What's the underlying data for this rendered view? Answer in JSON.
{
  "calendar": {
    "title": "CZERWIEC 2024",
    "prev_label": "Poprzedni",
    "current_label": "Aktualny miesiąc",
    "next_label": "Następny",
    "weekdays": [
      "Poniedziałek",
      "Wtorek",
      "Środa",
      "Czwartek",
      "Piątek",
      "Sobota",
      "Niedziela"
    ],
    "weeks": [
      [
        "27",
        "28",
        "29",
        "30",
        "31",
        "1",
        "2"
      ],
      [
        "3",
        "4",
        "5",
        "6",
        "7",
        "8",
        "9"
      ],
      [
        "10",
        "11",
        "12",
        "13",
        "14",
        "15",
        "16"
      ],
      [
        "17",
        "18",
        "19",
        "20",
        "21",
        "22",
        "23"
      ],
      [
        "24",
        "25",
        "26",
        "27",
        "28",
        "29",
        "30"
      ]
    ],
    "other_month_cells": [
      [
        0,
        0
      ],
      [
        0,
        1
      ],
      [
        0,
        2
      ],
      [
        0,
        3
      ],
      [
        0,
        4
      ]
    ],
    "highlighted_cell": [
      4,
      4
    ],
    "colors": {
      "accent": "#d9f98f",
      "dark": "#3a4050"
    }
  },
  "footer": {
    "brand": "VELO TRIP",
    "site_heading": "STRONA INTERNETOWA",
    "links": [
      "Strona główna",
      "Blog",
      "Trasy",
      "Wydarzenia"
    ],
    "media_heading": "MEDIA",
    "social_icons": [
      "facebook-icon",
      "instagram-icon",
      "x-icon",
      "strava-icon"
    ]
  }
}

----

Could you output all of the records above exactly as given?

What's the underlying data for this rendered view? Answer in JSON.
{
  "calendar": {
    "title": "CZERWIEC 2024",
    "prev_label": "Poprzedni",
    "current_label": "Aktualny miesiąc",
    "next_label": "Następny",
    "weekdays": [
      "Poniedziałek",
      "Wtorek",
      "Środa",
      "Czwartek",
      "Piątek",
      "Sobota",
      "Niedziela"
    ],
    "weeks": [
      [
        "27",
        "28",
        "29",
        "30",
        "31",
        "1",
        "2"
      ],
      [
        "3",
        "4",
        "5",
        "6",
        "7",
        "8",
        "9"
      ],
      [
        "10",
        "11",
        "12",
        "13",
        "14",
        "15",
        "16"
      ],
      [
        "17",
        "18",
        "19",
        "20",
        "21",
        "22",
        "23"
      ],
      [
        "24",
        "25",
        "26",
        "27",
        "28",
        "29",
        "30"
      ]
    ],
    "other_month_cells": [
      [
        0,
        0
      ],
      [
        0,
        1
      ],
      [
        0,
        2
      ],
      [
        0,
        3
      ],
      [
        0,
        4
      ]
    ],
    "highlighted_cell": [
      4,
      4
    ],
    "colors": {
      "accent": "#d9f98f",
      "dark": "#3a4050"
    }
  },
  "footer": {
    "brand": "VELO TRIP",
    "site_heading": "STRONA INTERNETOWA",
    "links": [
      "Strona główna",
      "Blog",
      "Trasy",
      "Wydarzenia"
    ],
    "media_heading": "MEDIA",
    "social_icons": [
      "facebook-icon",
      "instagram-icon",
      "x-icon",
      "strava-icon"
    ]
  }
}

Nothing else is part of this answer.